**Instructions to follow:**
Read through the entries below and return each line with the word "true".

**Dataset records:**
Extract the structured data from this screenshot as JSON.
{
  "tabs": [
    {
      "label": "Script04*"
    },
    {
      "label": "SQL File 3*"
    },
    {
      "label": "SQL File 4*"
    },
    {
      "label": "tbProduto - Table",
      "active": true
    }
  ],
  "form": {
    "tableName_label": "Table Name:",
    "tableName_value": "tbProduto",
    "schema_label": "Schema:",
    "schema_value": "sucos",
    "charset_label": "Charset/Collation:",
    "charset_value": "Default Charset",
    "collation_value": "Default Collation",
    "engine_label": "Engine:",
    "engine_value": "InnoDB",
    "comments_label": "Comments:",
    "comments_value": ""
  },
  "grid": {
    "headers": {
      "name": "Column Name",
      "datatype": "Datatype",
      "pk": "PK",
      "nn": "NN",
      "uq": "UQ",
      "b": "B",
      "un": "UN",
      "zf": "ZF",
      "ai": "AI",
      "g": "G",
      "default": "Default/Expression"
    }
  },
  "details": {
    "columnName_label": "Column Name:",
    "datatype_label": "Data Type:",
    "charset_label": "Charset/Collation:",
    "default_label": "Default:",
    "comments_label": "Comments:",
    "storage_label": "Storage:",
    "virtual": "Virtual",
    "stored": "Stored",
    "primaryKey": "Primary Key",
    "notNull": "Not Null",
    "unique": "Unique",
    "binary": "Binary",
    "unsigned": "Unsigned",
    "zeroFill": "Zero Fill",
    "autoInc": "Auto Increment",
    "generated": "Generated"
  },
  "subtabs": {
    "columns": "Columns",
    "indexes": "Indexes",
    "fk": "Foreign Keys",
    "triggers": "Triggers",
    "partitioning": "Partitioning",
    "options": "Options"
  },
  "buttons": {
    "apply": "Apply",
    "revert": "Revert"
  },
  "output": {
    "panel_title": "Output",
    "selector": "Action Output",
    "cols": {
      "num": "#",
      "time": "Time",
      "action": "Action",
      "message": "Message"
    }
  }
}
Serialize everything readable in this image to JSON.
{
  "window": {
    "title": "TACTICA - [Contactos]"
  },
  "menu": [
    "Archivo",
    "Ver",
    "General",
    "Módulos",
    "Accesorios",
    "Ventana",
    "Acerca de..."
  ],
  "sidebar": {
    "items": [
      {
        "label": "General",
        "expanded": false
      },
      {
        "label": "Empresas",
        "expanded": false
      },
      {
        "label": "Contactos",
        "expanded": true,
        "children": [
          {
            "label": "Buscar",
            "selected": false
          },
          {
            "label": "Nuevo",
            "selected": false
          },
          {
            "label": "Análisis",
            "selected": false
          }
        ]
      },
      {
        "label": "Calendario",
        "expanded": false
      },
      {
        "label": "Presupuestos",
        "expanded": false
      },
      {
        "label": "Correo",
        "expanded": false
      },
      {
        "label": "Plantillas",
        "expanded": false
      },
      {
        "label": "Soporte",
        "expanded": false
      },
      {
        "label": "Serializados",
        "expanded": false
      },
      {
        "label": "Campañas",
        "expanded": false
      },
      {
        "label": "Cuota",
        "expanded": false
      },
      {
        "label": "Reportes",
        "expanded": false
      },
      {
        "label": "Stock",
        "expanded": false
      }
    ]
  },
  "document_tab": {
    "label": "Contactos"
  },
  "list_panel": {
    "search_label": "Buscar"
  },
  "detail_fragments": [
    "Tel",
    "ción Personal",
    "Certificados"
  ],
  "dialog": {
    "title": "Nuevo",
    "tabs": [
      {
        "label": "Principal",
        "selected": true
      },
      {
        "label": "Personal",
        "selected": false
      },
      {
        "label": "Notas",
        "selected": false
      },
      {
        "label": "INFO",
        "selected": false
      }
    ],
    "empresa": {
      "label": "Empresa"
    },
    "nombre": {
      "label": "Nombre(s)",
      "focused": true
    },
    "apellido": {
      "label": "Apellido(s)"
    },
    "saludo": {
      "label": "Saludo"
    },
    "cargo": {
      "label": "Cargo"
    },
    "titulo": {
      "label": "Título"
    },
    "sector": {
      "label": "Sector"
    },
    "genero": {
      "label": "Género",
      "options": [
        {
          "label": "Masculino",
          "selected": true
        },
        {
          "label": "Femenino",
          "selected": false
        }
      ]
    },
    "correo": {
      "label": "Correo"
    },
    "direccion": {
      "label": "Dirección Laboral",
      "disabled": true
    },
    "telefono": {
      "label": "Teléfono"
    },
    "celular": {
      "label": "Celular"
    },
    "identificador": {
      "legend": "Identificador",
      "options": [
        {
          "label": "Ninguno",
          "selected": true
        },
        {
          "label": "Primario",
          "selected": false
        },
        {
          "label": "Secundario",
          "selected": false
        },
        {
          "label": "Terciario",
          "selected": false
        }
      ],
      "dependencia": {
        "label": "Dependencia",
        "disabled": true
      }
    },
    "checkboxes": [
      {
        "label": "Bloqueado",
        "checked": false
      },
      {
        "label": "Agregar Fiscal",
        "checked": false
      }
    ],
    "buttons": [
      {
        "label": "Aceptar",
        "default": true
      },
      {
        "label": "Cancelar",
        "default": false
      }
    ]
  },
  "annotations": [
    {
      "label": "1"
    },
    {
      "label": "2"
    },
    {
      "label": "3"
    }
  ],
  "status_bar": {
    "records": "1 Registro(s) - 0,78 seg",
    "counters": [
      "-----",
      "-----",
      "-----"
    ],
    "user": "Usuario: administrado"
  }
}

**Task solution:**
      "active": true
        "expanded": true,
        "selected": true
      "focused": true
          "selected": true
      "disabled": true
          "selected": true
        "disabled": true
        "default": true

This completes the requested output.